● **WHAT THE TASK REQUIRES**: Give back the records below exactly, every one, with no pictures.

Records excerpted from a collection:
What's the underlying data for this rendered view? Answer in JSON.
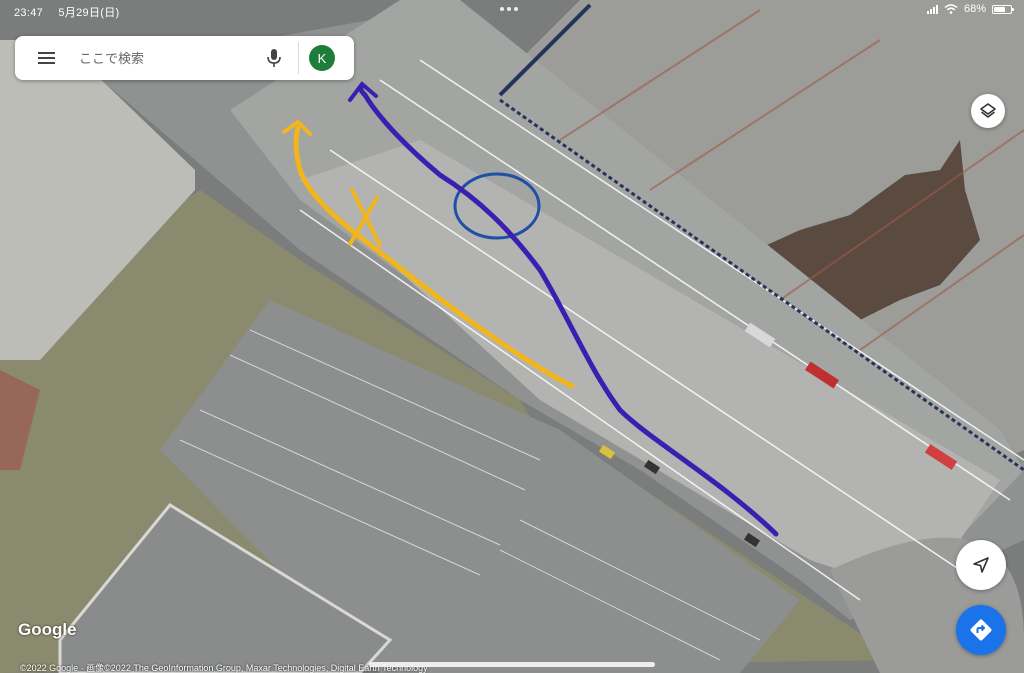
{
  "status_bar": {
    "time": "23:47",
    "date": "5月29日(日)",
    "battery": "68%",
    "battery_level": 0.68
  },
  "search": {
    "placeholder": "ここで検索",
    "avatar_initial": "K"
  },
  "map": {
    "logo": "Google",
    "attribution": "©2022 Google · 画像©2022 The GeoInformation Group, Maxar Technologies, Digital Earth Technology",
    "annotation_colors": {
      "route_purple": "#3b1fb0",
      "route_yellow": "#f2b51c",
      "circle_blue": "#1f4fa6"
    }
  },
  "controls": {
    "layers": "layers-icon",
    "locate": "navigation-arrow-icon",
    "directions": "directions-icon",
    "directions_color": "#1a73e8"
  }
}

● **OUTPUT BELOW**:
What's the underlying data for this rendered view? Answer in JSON.
{
  "status_bar": {
    "time": "23:47",
    "date": "5月29日(日)",
    "battery": "68%",
    "battery_level": 0.68
  },
  "search": {
    "placeholder": "ここで検索",
    "avatar_initial": "K"
  },
  "map": {
    "logo": "Google",
    "attribution": "©2022 Google · 画像©2022 The GeoInformation Group, Maxar Technologies, Digital Earth Technology",
    "annotation_colors": {
      "route_purple": "#3b1fb0",
      "route_yellow": "#f2b51c",
      "circle_blue": "#1f4fa6"
    }
  },
  "controls": {
    "layers": "layers-icon",
    "locate": "navigation-arrow-icon",
    "directions": "directions-icon",
    "directions_color": "#1a73e8"
  }
}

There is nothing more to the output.